For each line below that includes the string "with", show the whole line.

- [GIVEN INFORMATION]:
---*---

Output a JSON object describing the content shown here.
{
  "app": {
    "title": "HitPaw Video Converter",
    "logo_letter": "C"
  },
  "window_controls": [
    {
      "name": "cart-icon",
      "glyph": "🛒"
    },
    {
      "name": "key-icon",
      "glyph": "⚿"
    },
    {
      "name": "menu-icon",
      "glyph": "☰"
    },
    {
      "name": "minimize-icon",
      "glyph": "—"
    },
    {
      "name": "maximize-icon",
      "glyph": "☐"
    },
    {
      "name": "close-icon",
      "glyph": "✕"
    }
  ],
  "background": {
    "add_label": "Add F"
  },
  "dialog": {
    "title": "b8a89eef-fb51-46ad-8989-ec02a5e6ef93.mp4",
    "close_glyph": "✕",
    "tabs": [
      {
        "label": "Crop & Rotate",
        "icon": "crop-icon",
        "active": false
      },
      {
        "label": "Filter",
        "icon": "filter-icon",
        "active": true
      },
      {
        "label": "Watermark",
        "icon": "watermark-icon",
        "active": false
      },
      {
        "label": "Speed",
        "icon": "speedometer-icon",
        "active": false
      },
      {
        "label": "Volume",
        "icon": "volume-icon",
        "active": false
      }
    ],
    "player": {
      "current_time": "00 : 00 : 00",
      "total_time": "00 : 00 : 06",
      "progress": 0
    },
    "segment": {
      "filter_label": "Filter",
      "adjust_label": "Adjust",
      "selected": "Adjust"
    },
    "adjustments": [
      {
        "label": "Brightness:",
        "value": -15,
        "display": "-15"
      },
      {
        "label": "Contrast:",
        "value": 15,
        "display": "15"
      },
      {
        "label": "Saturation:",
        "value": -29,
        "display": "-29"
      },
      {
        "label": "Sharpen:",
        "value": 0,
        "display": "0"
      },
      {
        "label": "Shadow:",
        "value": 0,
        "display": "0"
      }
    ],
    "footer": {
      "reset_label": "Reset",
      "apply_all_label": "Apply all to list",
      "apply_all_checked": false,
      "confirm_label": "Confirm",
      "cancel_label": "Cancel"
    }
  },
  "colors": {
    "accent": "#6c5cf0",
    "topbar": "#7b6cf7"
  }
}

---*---

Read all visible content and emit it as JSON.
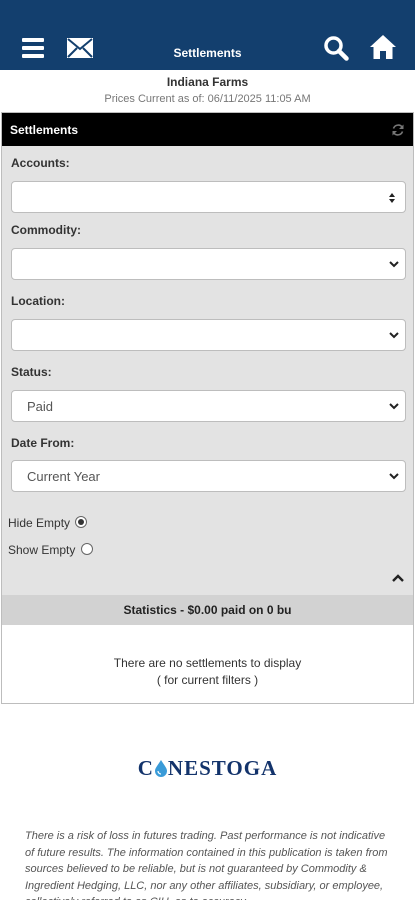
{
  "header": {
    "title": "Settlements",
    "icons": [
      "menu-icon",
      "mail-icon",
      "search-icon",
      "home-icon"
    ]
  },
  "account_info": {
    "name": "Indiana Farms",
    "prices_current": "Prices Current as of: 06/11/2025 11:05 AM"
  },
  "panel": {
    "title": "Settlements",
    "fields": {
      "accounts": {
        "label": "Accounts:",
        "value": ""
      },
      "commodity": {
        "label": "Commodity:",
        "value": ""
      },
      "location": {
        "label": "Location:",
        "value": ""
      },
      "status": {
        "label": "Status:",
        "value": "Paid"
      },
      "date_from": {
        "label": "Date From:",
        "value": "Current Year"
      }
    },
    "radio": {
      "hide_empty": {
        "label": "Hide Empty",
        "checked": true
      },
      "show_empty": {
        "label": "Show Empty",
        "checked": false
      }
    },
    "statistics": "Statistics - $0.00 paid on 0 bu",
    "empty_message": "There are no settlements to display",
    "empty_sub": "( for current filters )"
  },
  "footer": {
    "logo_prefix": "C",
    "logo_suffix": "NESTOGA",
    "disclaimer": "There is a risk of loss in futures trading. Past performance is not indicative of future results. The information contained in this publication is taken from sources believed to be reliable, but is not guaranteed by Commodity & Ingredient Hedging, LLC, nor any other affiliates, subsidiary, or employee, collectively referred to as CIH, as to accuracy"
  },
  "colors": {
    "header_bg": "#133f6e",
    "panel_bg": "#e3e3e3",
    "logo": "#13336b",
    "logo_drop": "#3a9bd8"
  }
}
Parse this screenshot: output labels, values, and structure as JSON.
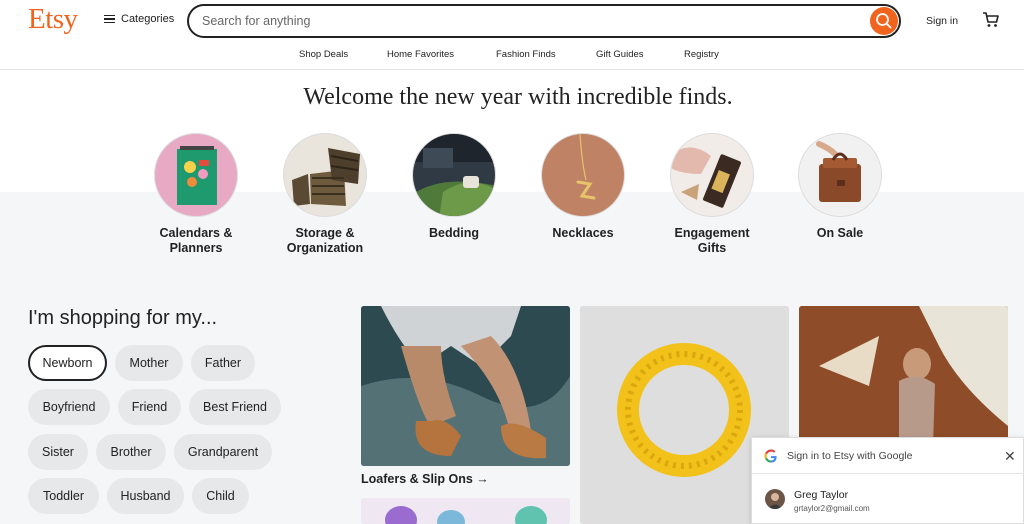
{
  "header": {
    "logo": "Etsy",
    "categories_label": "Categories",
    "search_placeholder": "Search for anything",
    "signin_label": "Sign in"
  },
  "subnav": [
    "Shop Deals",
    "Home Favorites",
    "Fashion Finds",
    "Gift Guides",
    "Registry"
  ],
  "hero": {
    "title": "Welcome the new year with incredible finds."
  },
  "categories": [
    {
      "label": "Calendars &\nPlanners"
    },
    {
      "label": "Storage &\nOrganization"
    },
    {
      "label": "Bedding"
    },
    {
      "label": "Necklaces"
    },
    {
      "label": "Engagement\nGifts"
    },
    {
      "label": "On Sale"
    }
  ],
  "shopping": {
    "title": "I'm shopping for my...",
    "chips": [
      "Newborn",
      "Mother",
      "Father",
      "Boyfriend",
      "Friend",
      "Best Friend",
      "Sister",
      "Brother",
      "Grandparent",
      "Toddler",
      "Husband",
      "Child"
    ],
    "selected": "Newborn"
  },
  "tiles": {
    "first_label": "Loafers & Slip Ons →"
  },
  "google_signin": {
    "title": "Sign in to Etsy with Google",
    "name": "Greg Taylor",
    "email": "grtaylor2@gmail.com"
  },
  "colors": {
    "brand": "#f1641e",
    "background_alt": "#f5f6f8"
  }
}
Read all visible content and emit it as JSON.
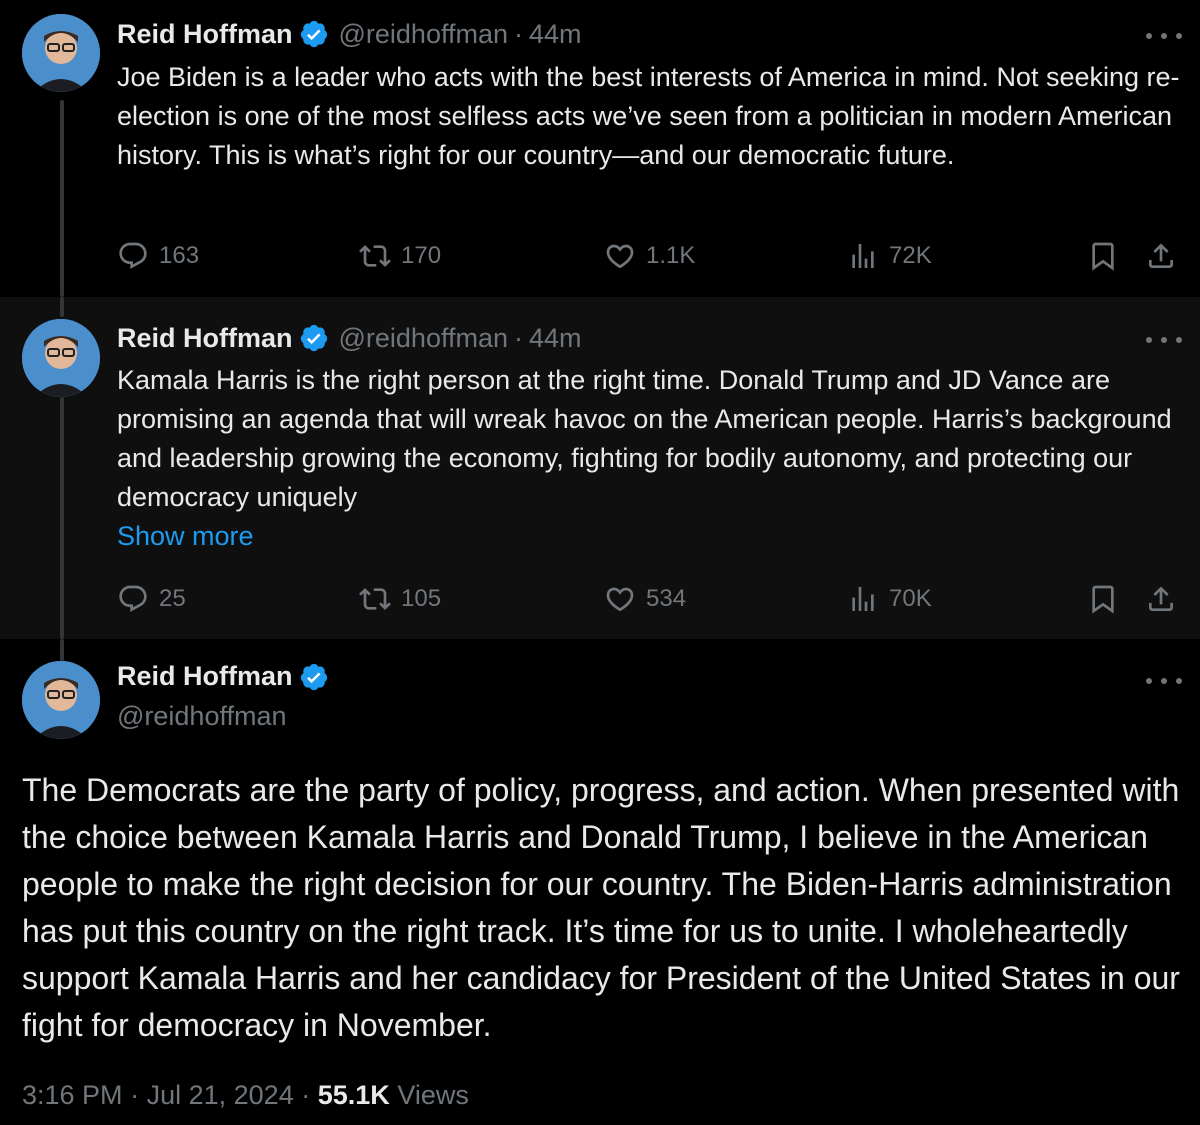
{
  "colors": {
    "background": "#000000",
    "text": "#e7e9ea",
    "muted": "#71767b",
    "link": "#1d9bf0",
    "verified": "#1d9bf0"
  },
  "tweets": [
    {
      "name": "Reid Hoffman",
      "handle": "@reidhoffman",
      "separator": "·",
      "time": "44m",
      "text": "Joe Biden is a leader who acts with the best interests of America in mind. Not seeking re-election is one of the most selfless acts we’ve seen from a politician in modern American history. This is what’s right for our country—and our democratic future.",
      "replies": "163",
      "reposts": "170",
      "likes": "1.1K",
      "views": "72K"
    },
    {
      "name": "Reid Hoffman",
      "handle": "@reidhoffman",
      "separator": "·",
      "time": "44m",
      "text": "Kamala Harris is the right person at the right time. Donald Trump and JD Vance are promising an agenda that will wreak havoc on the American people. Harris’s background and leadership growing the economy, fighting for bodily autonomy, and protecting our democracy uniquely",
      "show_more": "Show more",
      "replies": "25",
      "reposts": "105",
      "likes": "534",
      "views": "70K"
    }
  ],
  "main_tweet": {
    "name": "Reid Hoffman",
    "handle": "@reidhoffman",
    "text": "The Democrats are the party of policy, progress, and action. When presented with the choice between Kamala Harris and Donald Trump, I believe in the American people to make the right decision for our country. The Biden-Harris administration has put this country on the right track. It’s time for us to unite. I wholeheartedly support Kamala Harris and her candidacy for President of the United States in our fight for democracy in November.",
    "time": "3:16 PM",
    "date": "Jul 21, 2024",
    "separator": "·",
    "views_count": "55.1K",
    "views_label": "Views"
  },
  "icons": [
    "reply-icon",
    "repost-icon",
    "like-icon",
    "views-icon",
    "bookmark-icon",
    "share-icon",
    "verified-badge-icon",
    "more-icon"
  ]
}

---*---

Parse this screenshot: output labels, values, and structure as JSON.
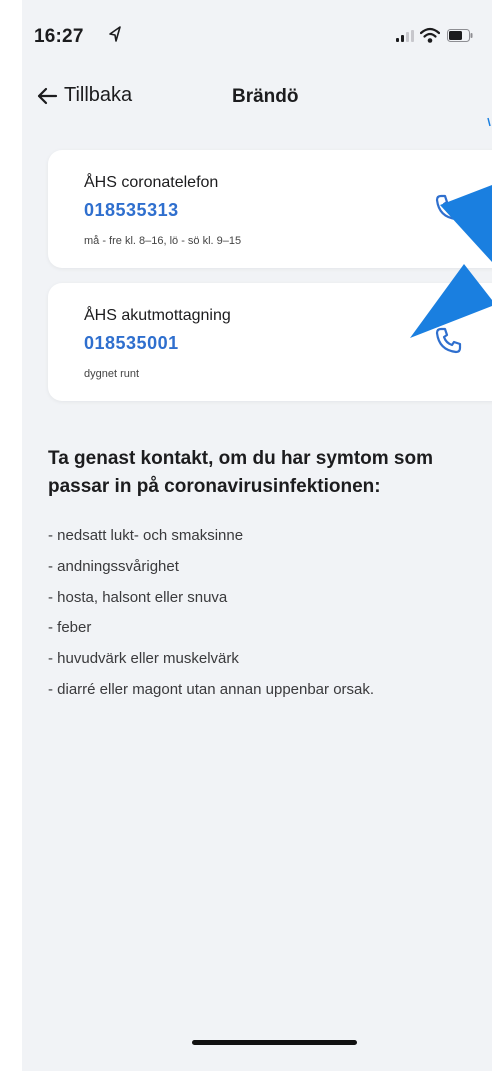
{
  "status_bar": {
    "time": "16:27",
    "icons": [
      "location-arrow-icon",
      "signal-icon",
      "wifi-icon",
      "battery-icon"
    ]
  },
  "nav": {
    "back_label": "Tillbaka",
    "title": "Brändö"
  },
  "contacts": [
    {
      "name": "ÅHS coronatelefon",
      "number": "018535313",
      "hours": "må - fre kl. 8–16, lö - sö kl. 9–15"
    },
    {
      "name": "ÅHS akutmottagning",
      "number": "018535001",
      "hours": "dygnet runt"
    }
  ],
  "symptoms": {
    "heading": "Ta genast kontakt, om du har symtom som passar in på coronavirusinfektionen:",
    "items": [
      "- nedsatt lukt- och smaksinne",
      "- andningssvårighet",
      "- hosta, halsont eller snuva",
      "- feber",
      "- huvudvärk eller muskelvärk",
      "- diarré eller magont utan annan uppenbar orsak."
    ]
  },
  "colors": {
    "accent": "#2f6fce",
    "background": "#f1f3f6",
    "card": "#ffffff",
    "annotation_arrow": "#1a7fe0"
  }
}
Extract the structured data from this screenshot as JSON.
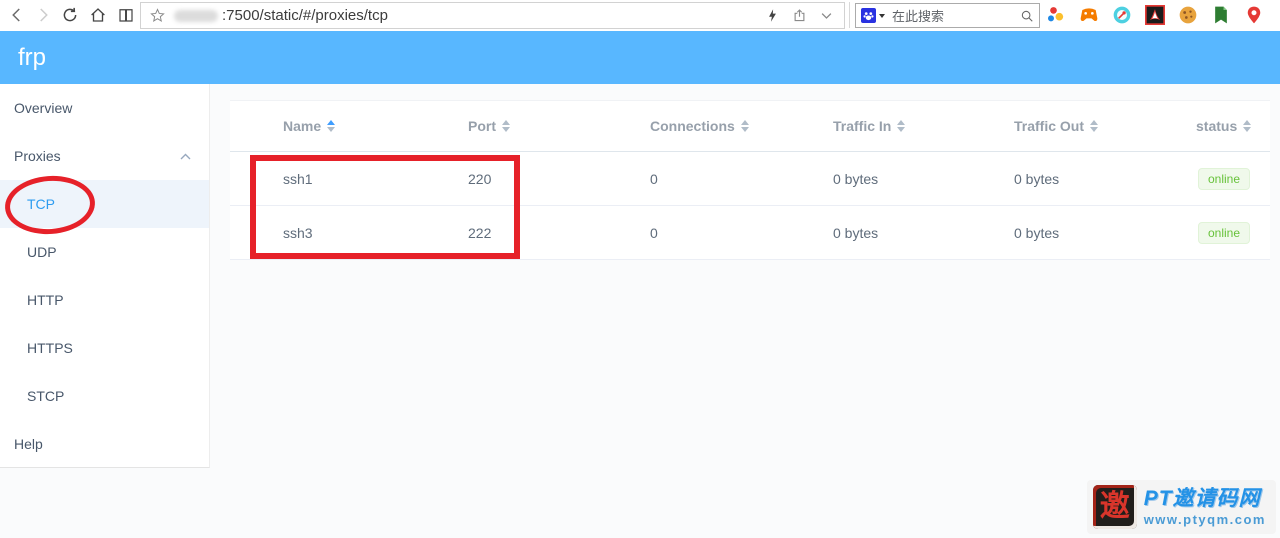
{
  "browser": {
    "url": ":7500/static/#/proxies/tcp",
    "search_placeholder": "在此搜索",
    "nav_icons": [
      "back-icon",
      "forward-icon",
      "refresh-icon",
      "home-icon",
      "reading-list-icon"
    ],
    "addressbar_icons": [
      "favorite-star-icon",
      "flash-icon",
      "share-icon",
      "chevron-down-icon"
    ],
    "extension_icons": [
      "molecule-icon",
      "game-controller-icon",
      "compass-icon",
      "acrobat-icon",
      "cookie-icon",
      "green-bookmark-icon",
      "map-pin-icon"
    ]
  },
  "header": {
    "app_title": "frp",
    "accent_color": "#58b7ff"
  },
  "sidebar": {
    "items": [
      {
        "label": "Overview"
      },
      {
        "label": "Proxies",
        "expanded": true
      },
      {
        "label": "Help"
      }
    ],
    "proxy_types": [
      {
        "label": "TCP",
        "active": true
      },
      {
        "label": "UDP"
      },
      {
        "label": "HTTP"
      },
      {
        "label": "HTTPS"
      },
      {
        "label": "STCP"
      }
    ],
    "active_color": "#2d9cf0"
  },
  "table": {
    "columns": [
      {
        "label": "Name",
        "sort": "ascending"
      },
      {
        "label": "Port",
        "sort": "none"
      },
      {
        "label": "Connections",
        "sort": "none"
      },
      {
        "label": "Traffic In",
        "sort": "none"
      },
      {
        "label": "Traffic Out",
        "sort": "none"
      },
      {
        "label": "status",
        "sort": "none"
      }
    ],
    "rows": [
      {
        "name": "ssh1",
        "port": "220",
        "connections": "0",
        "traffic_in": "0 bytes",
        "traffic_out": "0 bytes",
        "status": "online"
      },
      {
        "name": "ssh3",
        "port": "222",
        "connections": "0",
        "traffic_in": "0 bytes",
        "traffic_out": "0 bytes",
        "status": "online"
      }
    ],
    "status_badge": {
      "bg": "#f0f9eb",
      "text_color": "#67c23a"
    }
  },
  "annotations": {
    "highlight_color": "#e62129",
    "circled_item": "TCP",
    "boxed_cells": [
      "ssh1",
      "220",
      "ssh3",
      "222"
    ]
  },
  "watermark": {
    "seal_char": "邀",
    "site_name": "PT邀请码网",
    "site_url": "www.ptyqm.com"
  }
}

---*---

- [TASK RESPONSE]:
    "title": "Welcome the new year with incredible finds."
    "title": "Sign in to Etsy with Google",
      "text": "Joe Biden is a leader who acts with the best interests of America in mind. Not seeking re-election is one of the most selfless acts we’ve seen from a politician in modern American history. This is what’s right for our country—and our democratic future.",
    "text": "The Democrats are the party of policy, progress, and action. When presented with the choice between Kamala Harris and Donald Trump, I believe in the American people to make the right decision for our country. The Biden-Harris administration has put this country on the right track. It’s time for us to unite. I wholeheartedly support Kamala Harris and her candidacy for President of the United States in our fight for democracy in November.",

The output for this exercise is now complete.